[Stored data]

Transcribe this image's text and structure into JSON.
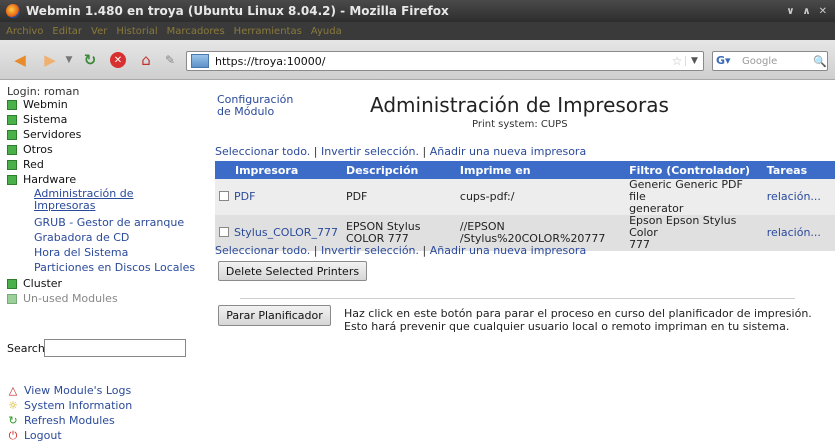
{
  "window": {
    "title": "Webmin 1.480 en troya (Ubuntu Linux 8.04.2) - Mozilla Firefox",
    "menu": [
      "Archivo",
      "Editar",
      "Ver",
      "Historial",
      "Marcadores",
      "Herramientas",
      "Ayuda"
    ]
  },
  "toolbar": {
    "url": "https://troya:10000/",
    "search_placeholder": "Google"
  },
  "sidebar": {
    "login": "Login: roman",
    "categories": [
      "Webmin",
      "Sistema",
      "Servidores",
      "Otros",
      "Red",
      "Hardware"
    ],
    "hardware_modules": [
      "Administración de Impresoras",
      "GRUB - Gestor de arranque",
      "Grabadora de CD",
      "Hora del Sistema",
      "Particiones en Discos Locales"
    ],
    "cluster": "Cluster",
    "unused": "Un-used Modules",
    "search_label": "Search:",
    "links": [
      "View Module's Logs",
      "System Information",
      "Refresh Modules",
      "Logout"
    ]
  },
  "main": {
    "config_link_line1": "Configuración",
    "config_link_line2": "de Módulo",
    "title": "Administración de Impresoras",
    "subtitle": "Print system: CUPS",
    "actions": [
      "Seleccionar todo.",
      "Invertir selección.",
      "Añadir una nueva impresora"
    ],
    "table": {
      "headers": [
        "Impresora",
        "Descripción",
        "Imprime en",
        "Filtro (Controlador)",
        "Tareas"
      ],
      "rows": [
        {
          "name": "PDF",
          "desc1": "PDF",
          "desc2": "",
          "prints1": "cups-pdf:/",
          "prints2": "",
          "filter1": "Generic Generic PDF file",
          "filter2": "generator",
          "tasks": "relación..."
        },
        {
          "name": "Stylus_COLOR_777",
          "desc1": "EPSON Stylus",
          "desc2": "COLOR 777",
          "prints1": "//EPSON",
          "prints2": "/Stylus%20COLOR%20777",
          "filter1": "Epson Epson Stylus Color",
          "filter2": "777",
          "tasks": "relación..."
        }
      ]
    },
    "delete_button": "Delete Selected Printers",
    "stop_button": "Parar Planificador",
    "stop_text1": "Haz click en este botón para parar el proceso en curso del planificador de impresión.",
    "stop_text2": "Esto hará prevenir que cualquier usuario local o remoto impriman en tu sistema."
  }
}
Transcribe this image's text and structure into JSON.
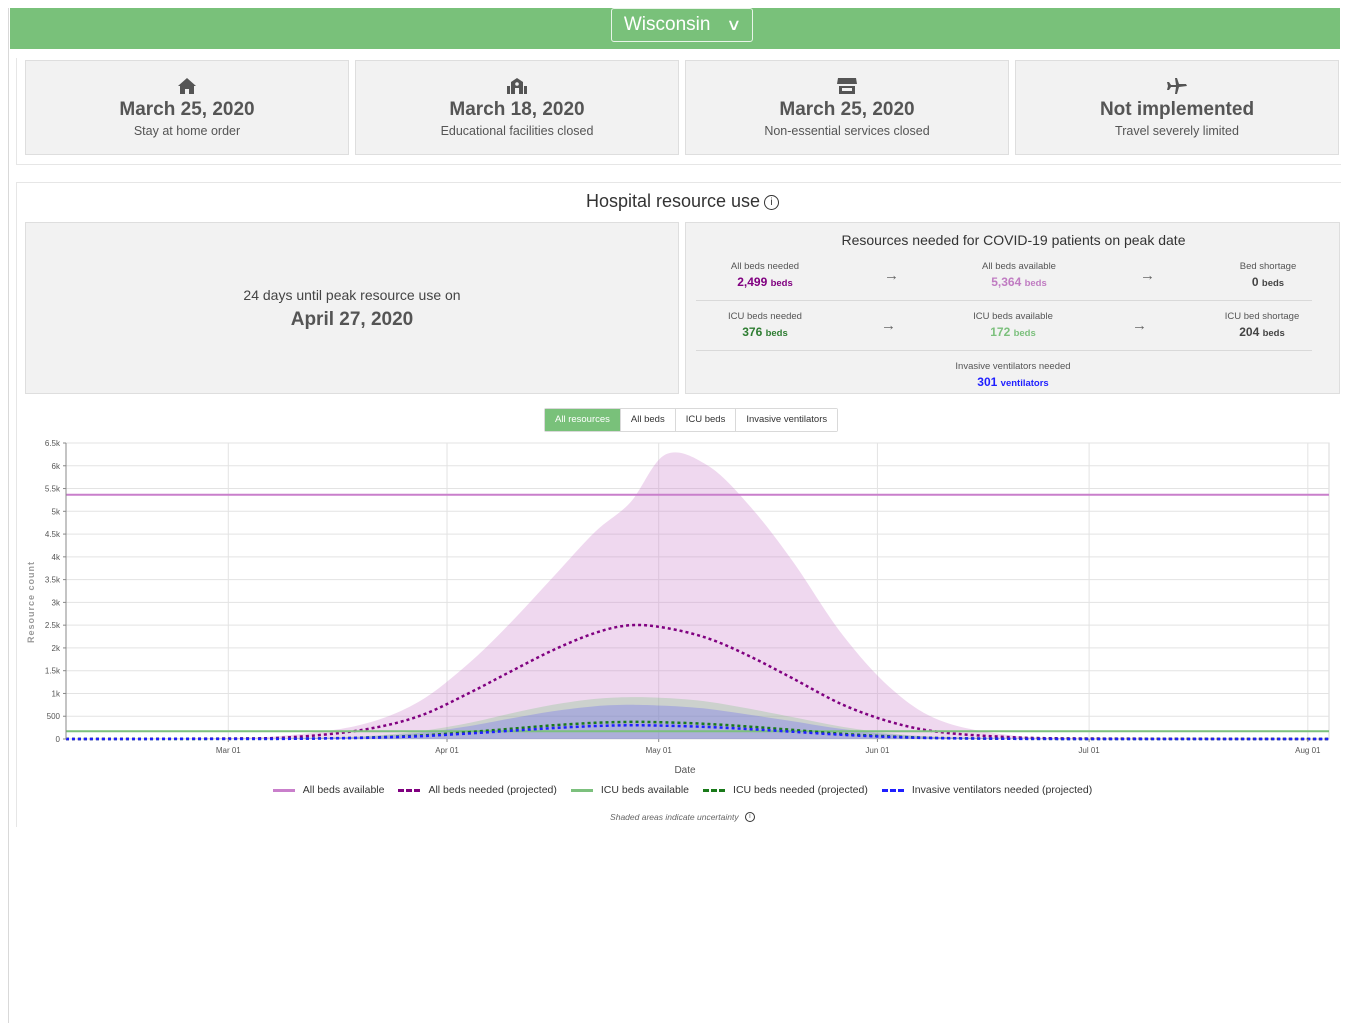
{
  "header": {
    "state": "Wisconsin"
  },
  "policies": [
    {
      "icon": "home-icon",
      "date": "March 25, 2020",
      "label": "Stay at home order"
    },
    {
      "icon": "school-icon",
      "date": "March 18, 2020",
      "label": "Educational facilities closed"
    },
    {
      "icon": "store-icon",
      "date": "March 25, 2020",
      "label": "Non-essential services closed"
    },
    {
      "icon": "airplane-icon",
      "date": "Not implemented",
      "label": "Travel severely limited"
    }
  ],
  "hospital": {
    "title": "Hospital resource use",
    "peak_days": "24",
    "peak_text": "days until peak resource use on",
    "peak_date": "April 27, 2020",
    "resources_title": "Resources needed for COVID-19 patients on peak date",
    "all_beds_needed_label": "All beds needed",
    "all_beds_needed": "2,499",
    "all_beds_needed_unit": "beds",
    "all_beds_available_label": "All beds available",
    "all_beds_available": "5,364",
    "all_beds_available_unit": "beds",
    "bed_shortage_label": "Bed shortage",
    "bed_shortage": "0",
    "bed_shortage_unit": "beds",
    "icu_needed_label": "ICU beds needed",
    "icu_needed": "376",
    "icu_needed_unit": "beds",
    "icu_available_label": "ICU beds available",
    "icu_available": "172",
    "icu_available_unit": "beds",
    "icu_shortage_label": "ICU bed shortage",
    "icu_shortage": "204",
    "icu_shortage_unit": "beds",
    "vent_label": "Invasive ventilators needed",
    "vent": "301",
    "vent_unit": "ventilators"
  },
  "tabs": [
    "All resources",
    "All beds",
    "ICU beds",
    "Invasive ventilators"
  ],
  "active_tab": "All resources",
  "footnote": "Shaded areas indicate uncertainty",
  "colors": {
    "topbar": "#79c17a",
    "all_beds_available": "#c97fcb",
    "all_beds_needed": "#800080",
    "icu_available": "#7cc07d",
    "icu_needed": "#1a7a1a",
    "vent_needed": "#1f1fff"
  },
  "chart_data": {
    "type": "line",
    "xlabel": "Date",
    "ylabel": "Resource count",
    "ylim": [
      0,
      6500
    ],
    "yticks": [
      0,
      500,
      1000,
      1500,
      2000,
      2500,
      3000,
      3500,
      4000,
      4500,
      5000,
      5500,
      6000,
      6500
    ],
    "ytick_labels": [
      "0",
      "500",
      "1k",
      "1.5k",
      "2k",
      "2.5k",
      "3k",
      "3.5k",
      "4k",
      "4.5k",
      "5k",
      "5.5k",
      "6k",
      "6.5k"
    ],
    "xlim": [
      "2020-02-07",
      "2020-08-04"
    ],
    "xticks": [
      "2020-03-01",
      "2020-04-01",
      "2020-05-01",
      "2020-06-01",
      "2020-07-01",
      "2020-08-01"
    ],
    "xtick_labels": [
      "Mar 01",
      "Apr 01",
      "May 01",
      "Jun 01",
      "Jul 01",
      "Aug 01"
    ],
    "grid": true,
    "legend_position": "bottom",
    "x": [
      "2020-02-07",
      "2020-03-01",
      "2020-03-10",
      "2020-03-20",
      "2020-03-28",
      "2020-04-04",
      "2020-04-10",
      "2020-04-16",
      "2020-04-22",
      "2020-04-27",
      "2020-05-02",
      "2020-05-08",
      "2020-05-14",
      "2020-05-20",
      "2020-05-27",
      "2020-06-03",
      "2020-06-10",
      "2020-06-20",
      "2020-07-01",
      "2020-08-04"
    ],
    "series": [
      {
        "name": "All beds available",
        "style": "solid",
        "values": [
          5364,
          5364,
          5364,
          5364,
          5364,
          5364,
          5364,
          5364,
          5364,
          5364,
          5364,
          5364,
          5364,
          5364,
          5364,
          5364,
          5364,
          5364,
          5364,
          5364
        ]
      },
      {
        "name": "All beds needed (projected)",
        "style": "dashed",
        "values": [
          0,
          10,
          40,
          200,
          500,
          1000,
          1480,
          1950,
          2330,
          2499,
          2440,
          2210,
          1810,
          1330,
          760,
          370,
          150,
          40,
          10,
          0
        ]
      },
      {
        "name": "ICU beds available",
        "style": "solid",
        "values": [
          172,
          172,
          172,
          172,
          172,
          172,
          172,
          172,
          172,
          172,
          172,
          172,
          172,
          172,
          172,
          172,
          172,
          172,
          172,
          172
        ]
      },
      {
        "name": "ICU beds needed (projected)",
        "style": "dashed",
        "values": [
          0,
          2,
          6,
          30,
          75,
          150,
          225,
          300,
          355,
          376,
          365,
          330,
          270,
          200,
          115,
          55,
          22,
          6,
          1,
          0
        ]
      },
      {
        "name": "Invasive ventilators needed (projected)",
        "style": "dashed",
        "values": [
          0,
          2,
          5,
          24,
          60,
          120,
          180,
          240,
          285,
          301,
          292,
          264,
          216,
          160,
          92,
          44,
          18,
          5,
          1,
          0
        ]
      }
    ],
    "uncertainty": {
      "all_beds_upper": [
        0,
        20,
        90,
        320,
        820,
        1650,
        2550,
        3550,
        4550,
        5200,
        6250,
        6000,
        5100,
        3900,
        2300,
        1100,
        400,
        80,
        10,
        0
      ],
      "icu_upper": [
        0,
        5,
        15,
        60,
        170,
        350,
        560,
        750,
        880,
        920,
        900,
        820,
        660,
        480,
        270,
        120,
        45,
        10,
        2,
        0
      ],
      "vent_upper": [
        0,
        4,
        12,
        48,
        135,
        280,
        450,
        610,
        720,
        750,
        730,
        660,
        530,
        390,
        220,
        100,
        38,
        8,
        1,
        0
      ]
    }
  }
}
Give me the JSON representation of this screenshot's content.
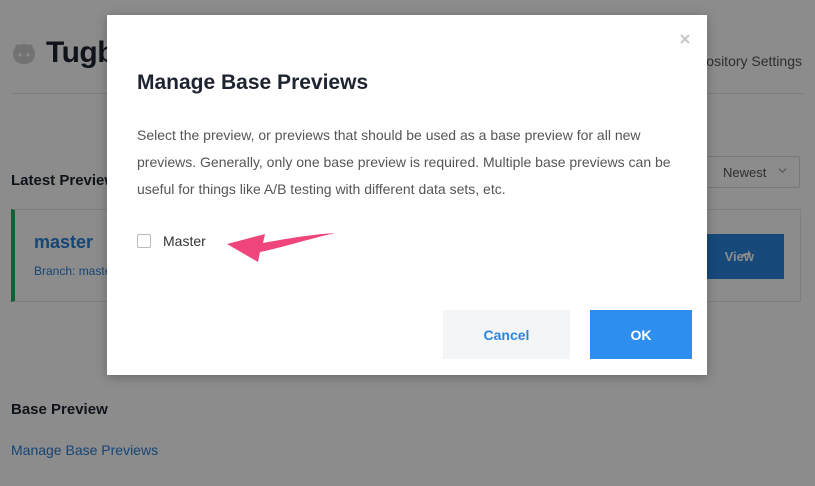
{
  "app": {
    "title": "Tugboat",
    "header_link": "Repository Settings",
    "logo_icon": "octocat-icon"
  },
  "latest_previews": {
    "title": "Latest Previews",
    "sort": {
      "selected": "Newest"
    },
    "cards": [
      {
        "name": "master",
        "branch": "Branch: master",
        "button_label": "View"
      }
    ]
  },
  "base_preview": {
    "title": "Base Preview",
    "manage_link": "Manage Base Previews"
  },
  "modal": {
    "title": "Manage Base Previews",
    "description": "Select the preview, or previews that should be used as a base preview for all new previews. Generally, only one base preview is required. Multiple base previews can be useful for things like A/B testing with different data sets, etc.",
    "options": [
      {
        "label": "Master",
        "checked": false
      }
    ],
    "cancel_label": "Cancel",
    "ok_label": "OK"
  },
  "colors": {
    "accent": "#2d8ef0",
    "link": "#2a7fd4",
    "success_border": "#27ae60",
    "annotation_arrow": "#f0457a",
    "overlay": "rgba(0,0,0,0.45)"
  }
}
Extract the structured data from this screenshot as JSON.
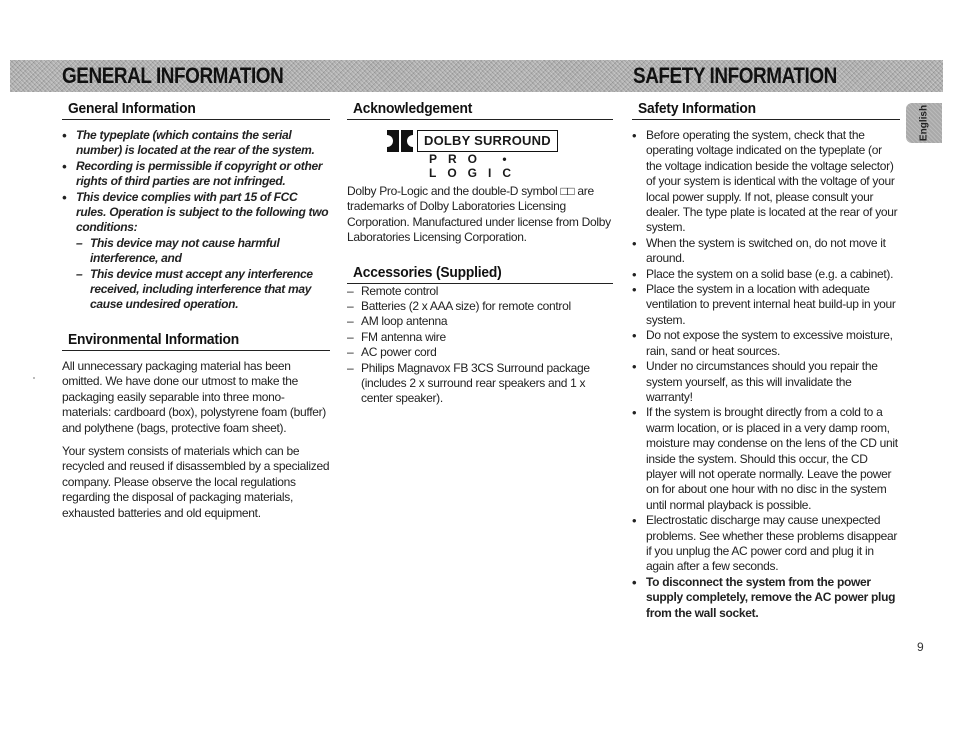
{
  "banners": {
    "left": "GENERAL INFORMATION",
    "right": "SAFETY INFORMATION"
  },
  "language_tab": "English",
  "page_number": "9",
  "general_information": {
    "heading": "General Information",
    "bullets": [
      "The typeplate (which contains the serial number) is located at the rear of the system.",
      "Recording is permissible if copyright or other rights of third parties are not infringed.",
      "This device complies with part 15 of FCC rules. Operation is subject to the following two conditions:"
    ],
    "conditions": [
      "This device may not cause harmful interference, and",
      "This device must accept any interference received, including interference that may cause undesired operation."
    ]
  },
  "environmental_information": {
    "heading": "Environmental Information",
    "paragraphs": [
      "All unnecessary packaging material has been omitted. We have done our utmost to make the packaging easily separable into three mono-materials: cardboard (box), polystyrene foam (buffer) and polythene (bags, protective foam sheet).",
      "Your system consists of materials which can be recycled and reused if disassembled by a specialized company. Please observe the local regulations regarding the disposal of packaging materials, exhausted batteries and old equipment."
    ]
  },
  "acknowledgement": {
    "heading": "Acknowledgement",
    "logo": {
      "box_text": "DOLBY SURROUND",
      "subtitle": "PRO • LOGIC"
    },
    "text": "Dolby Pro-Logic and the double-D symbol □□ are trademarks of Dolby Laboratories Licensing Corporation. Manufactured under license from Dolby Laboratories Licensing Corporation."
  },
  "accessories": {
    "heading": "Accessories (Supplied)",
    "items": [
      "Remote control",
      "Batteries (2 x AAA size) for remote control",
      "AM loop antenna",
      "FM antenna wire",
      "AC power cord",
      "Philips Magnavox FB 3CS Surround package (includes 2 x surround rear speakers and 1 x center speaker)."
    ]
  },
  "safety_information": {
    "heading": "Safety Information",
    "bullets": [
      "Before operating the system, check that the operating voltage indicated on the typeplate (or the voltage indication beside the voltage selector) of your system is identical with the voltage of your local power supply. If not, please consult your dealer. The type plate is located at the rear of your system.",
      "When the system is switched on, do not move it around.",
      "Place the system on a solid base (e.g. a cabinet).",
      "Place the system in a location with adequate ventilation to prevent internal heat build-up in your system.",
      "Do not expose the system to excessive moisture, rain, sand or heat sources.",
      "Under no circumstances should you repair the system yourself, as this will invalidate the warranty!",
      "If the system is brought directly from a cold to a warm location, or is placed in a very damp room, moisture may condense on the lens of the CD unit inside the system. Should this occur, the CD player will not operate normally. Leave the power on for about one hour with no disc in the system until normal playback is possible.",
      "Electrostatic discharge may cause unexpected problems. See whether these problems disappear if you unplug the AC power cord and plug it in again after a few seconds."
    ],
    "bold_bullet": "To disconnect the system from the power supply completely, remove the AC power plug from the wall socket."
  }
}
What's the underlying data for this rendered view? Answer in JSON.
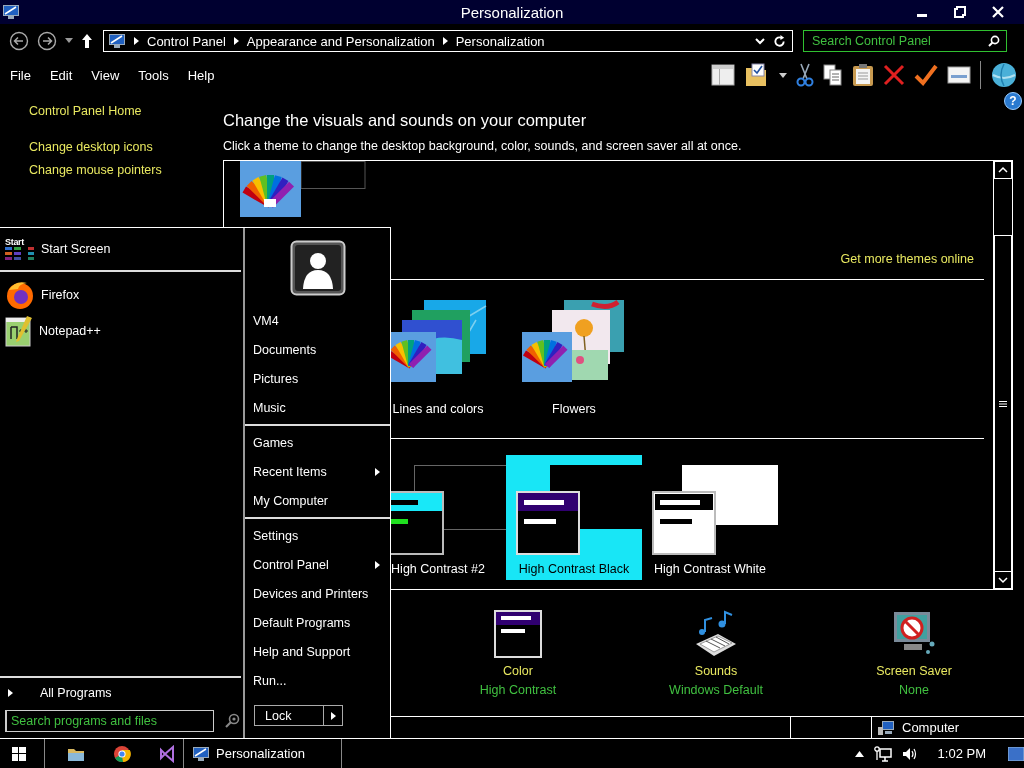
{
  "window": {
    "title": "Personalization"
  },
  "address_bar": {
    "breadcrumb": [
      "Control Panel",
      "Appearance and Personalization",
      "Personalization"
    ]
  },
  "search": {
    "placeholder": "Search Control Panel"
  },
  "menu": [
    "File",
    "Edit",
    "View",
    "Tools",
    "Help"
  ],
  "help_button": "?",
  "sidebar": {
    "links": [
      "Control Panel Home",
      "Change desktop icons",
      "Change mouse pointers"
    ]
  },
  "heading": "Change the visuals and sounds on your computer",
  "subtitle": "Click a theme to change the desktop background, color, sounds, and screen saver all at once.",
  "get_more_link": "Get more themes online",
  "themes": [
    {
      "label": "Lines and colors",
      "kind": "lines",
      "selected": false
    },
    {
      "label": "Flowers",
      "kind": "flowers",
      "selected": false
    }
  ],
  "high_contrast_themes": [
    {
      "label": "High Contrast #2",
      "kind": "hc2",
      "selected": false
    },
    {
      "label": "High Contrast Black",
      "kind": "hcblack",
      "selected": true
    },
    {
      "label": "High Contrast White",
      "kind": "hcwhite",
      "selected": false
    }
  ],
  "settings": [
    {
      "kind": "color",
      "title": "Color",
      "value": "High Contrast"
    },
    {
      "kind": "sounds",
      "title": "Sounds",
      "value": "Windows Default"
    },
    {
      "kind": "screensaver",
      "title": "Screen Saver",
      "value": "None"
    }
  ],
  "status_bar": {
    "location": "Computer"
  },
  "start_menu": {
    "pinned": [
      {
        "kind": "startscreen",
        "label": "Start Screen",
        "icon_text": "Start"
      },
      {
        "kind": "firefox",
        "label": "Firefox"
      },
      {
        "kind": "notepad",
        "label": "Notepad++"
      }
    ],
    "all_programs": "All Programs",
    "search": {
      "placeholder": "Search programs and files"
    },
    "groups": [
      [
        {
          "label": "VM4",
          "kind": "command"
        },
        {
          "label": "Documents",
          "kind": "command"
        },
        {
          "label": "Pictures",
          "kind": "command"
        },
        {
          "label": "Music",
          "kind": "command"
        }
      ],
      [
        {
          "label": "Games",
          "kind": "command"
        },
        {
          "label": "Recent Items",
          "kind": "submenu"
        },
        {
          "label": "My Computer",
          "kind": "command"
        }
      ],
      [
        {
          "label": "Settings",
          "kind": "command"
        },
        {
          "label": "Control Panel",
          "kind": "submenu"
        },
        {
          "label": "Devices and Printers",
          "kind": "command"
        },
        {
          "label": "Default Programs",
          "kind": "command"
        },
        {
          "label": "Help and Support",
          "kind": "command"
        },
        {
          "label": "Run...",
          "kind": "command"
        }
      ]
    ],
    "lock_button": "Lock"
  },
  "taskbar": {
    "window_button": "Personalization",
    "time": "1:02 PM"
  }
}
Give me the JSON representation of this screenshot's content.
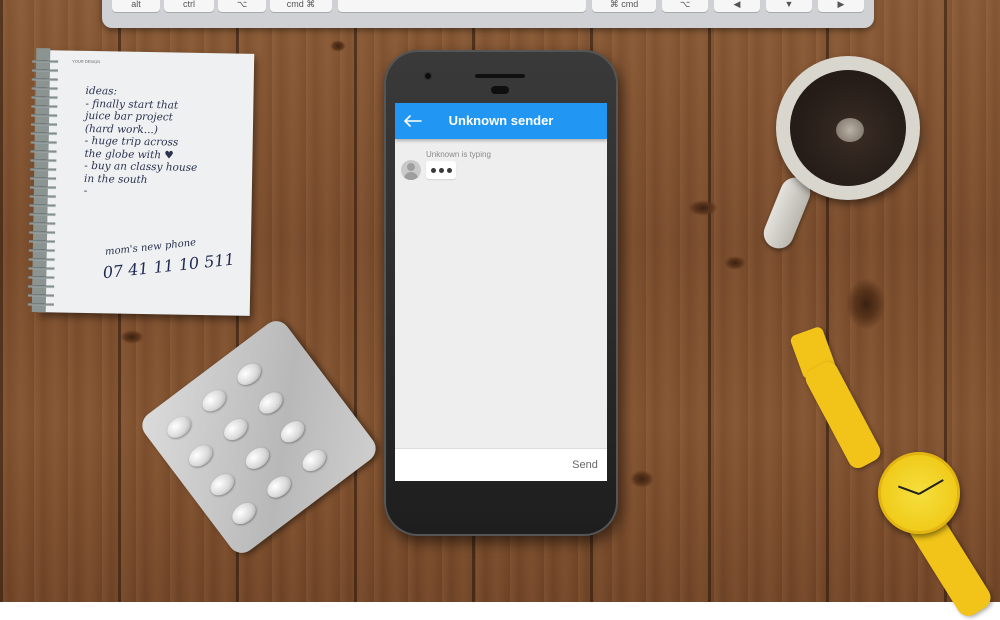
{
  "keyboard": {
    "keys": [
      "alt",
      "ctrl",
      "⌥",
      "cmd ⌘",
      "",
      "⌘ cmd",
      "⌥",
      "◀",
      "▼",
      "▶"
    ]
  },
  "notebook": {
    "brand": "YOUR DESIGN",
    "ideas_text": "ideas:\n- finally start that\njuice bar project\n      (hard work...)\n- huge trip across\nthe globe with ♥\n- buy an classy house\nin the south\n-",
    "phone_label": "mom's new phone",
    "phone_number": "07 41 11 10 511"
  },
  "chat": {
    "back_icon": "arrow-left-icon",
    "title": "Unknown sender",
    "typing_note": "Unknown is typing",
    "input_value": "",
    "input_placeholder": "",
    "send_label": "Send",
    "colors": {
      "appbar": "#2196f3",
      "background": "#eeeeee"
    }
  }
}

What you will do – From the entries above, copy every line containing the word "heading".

Your response –
    "heading": "General Information",
    "heading": "Environmental Information",
    "heading": "Acknowledgement",
    "heading": "Accessories (Supplied)",
    "heading": "Safety Information",
  "heading": "Change the visuals and sounds on your computer",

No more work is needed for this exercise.